There was always a whiff of the circus about 19th-century ballet, with its exotic dancers, spectacular transformation scenes and novelty dance steps, so it is arguable that the Chinese acrobats’ Swan Lake is the logical next step. Back in 1895, Petipa gave his Odette/Odile 32 fouettées to dance because audiences clamoured to see this ballerina feet at every show. Why shouldn’t Sun Jiayin show off her own extreme equivalent – dancing on point on Siegfried’s head?
Only the stingiest of purists could fail to be enthralled by what these acrobat-dancers do. The Tchaikovsky score might be crudely recorded and the action might bear scant relationship to the original libretto, but there is magic on stage.

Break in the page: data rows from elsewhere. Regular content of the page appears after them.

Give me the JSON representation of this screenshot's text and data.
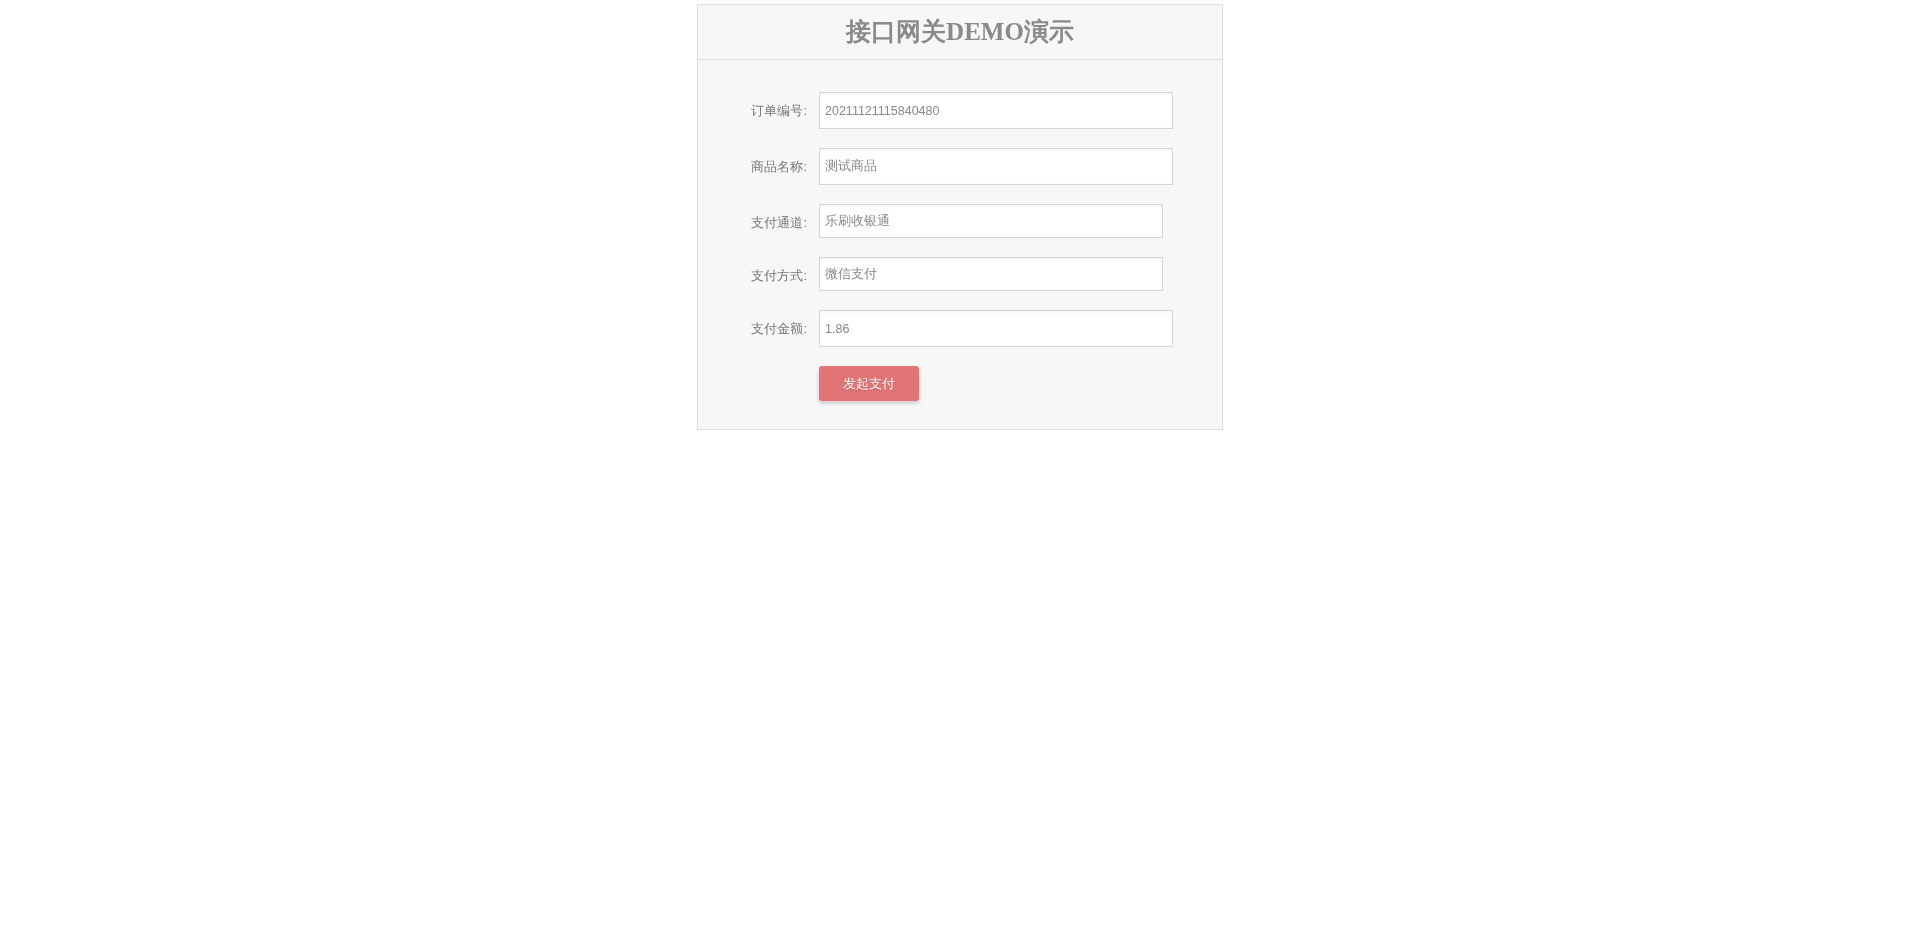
{
  "title": "接口网关DEMO演示",
  "fields": [
    {
      "label": "订单编号:",
      "value": "20211121115840480",
      "kind": "text"
    },
    {
      "label": "商品名称:",
      "value": "测试商品",
      "kind": "text"
    },
    {
      "label": "支付通道:",
      "value": "乐刷收银通",
      "kind": "select"
    },
    {
      "label": "支付方式:",
      "value": "微信支付",
      "kind": "select"
    },
    {
      "label": "支付金额:",
      "value": "1.86",
      "kind": "text"
    }
  ],
  "submit_button": "发起支付"
}
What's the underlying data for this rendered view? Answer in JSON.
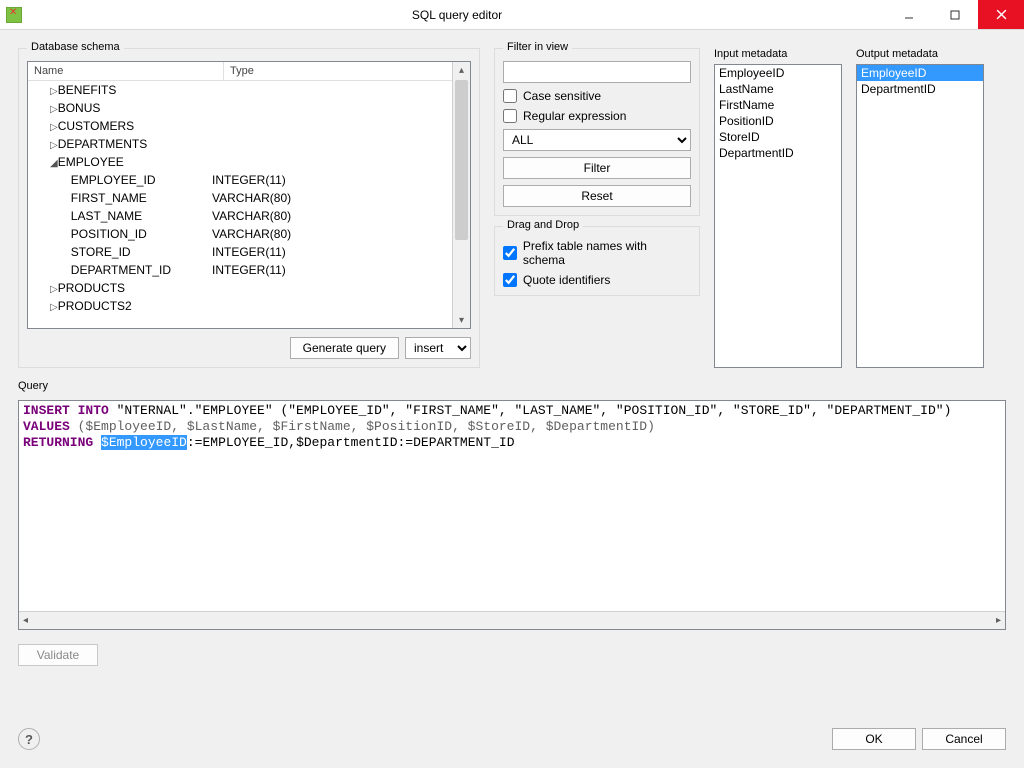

As Siegfried sets out in pursuit of Odette (a world tour rather than a simple trip to the lake), he encounters hat-juggling South Americans, sailors who fly from one quivering ship’s mast to the next, carnival stilt-walkers, and a quartet of frogs who dance on their hands. Trapped by the wicked Eagle King, he is bedazzled by contortionists who undulate like caterpillars and lovers who dance on unicycles.

At their most awesome, these tricks are integrated completely into the stage action – juggling in exact time to Tchaikovsky proves to be a marvel. Some acts do, however, feel shoehorned into the concept. Roller-skating swans are infinitely less impressive than their ballet equivalent, and the clowning cygnets should be dropped. It is also a shame that the production engages so little with the story, with the Prince a solid cypher of a hero and Odette, in all her marvellous, bendy boldness, no tragic heroine. But, finally, who cares? These performers reset human limits. As Odette perches high on Siegfried’s head, her body arched in a back-bending arabesque, every demurral is drowned by the collective intake of breath.